I just ordered a new 2019 27" iMac with SSD but opted for the CPU one option below the i9, which is the 3.7 hexa core i5, 9th gen. This needs to be my video editing computer and I'm afraid I skimped on the processor. Is the 6-core i5 still quite capable of handling 4K editing (in conjunction with the other components of course) or was it a no-brainer that I should have gone with the i9? I also do some work with the h.265 codec. Your opinion would be very much appreciated. Zach

Posted on 2019-04-19 16:00:52
Mejo Kuriachan

Intel Core i7 9700K (8Cores, 8Threads)
32GB (16GB X 2) 3200Mhz DDR4 Ram
Nvidia GeForce RTX 2060 Super 8GB GDDR6
1 TB Crucial Nvme M.2 SSD
1TB Western Digital 7200Rpm HDD
240mm AIO Liquid Cooler
650W 80+ Certified Power Supply

How's this configuration, mainly for video editing

Posted on 2019-12-13 13:20:00
Marco Vasquez

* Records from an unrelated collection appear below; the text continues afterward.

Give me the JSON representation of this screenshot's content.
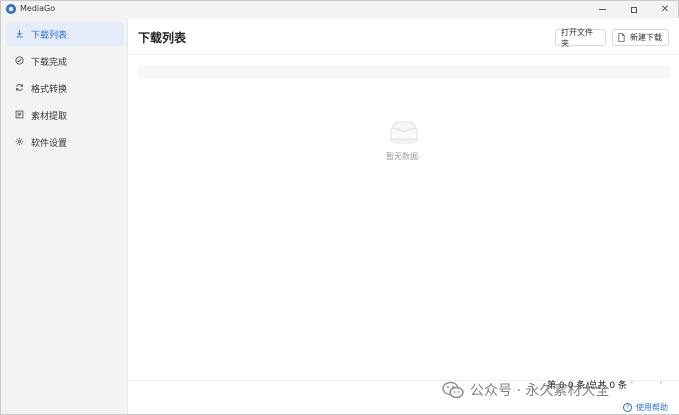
{
  "window": {
    "title": "MediaGo"
  },
  "sidebar": {
    "items": [
      {
        "label": "下载列表",
        "icon": "download-icon",
        "active": true
      },
      {
        "label": "下载完成",
        "icon": "check-circle-icon",
        "active": false
      },
      {
        "label": "格式转换",
        "icon": "refresh-icon",
        "active": false
      },
      {
        "label": "素材提取",
        "icon": "extract-icon",
        "active": false
      },
      {
        "label": "软件设置",
        "icon": "gear-icon",
        "active": false
      }
    ]
  },
  "main": {
    "title": "下载列表",
    "open_folder_label": "打开文件夹",
    "new_download_label": "新建下载",
    "empty_text": "暂无数据"
  },
  "pagination": {
    "summary": "第 0-0 条/总共 0 条",
    "prev": "‹",
    "next": "›"
  },
  "help": {
    "label": "使用帮助"
  },
  "watermark": {
    "text": "公众号 · 永久素材大全"
  },
  "colors": {
    "accent": "#2d6fd6",
    "active_bg": "#e3ecf8"
  }
}
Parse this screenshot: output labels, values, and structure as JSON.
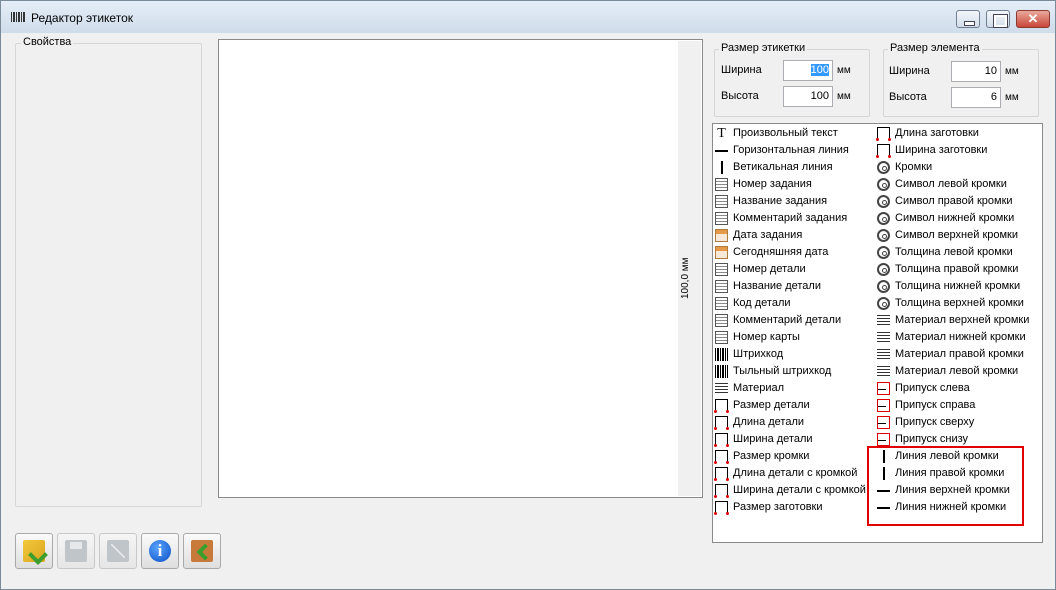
{
  "window": {
    "title": "Редактор этикеток",
    "close_glyph": "✕"
  },
  "properties": {
    "label": "Свойства"
  },
  "canvas": {
    "ruler_text": "100,0 мм"
  },
  "label_size": {
    "title": "Размер этикетки",
    "width_label": "Ширина",
    "width_value": "100",
    "width_unit": "мм",
    "height_label": "Высота",
    "height_value": "100",
    "height_unit": "мм"
  },
  "element_size": {
    "title": "Размер элемента",
    "width_label": "Ширина",
    "width_value": "10",
    "width_unit": "мм",
    "height_label": "Высота",
    "height_value": "6",
    "height_unit": "мм"
  },
  "palette": {
    "left": [
      {
        "label": "Произвольный текст",
        "icon": "text-icon"
      },
      {
        "label": "Горизонтальная линия",
        "icon": "horizontal-line-icon"
      },
      {
        "label": "Ветикальная линия",
        "icon": "vertical-line-icon"
      },
      {
        "label": "Номер задания",
        "icon": "document-icon"
      },
      {
        "label": "Название задания",
        "icon": "document-icon"
      },
      {
        "label": "Комментарий задания",
        "icon": "document-icon"
      },
      {
        "label": "Дата задания",
        "icon": "calendar-icon"
      },
      {
        "label": "Сегодняшняя дата",
        "icon": "calendar-icon"
      },
      {
        "label": "Номер детали",
        "icon": "document-icon"
      },
      {
        "label": "Название детали",
        "icon": "document-icon"
      },
      {
        "label": "Код детали",
        "icon": "document-icon"
      },
      {
        "label": "Комментарий детали",
        "icon": "document-icon"
      },
      {
        "label": "Номер карты",
        "icon": "document-icon"
      },
      {
        "label": "Штрихкод",
        "icon": "barcode-icon"
      },
      {
        "label": "Тыльный штрихкод",
        "icon": "barcode-icon"
      },
      {
        "label": "Материал",
        "icon": "material-icon"
      },
      {
        "label": "Размер детали",
        "icon": "dimension-icon"
      },
      {
        "label": "Длина детали",
        "icon": "dimension-icon"
      },
      {
        "label": "Ширина детали",
        "icon": "dimension-icon"
      },
      {
        "label": "Размер кромки",
        "icon": "dimension-icon"
      },
      {
        "label": "Длина детали с кромкой",
        "icon": "dimension-icon"
      },
      {
        "label": "Ширина детали с кромкой",
        "icon": "dimension-icon"
      },
      {
        "label": "Размер заготовки",
        "icon": "dimension-icon"
      }
    ],
    "right": [
      {
        "label": "Длина заготовки",
        "icon": "dimension-icon"
      },
      {
        "label": "Ширина заготовки",
        "icon": "dimension-icon"
      },
      {
        "label": "Кромки",
        "icon": "spiral-icon"
      },
      {
        "label": "Символ левой кромки",
        "icon": "spiral-icon"
      },
      {
        "label": "Символ правой кромки",
        "icon": "spiral-icon"
      },
      {
        "label": "Символ нижней кромки",
        "icon": "spiral-icon"
      },
      {
        "label": "Символ верхней кромки",
        "icon": "spiral-icon"
      },
      {
        "label": "Толщина левой кромки",
        "icon": "spiral-icon"
      },
      {
        "label": "Толщина правой кромки",
        "icon": "spiral-icon"
      },
      {
        "label": "Толщина нижней кромки",
        "icon": "spiral-icon"
      },
      {
        "label": "Толщина верхней кромки",
        "icon": "spiral-icon"
      },
      {
        "label": "Материал верхней кромки",
        "icon": "material-icon"
      },
      {
        "label": "Материал нижней кромки",
        "icon": "material-icon"
      },
      {
        "label": "Материал правой кромки",
        "icon": "material-icon"
      },
      {
        "label": "Материал левой кромки",
        "icon": "material-icon"
      },
      {
        "label": "Припуск слева",
        "icon": "allowance-icon"
      },
      {
        "label": "Припуск справа",
        "icon": "allowance-icon"
      },
      {
        "label": "Припуск сверху",
        "icon": "allowance-icon"
      },
      {
        "label": "Припуск снизу",
        "icon": "allowance-icon"
      },
      {
        "label": "Линия левой кромки",
        "icon": "vertical-line-icon"
      },
      {
        "label": "Линия правой кромки",
        "icon": "vertical-line-icon"
      },
      {
        "label": "Линия верхней кромки",
        "icon": "horizontal-line-icon"
      },
      {
        "label": "Линия нижней кромки",
        "icon": "horizontal-line-icon"
      }
    ]
  },
  "toolbar": {
    "buttons": [
      {
        "name": "open-button",
        "icon": "open-folder-icon",
        "enabled": true
      },
      {
        "name": "save-button",
        "icon": "floppy-disk-icon",
        "enabled": false
      },
      {
        "name": "save-as-button",
        "icon": "floppy-disk-edit-icon",
        "enabled": false
      },
      {
        "name": "info-button",
        "icon": "info-icon",
        "enabled": true,
        "glyph": "i"
      },
      {
        "name": "exit-button",
        "icon": "exit-door-icon",
        "enabled": true
      }
    ]
  }
}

Primero que todo dar la gracias a pugetsystems por toda esta información, llevo varios días investigando de que hardware puede ser adecuado para los trabajos que desarrollo como productor audiovisual (Pr y Ae). y toda esta información ha sido de muchísima ayuda, aunque los trabajos que llevo en el momento "no son avanzados" con todo lo que he leído me di cuenta que el hardware acutal que tengo es muy poco incluso para mis trabajos básicos ( i3-9100f, 16gb ram ddr4 2666mhz, msi rx 5600xt, wd black nvme 25g0gb, crucial 1tb ssd sata) decidí optar por ir por esta configuración (i7 9700f, 64gb ram ddr4 2666mhz, 250gb ssd sata(sistema y programas) wd black nvme 250gb(proyectos) crucial 1tb ssd sata(almacenamiento), msi rx 5600xt) sigue sin ser la configuración mas potente para trabajar pero comparandola con la anterior me parece un buen avance

Posted on 2021-06-28 07:01:22
Marco Vasquez

Aunque si me gustaría hacer una consulta sugieren que el caché lo almacene en el nvme junto con los proyectos o en ssd sata 1tb junto con los proyectos finales o en un ssd sata aparte ? cuanto se podría decir en promedio que sería una buena cantidad de almacenamiento ( en cuanto a GB) para usar como almacenamiento para caché?

Posted on 2021-06-28 07:03:45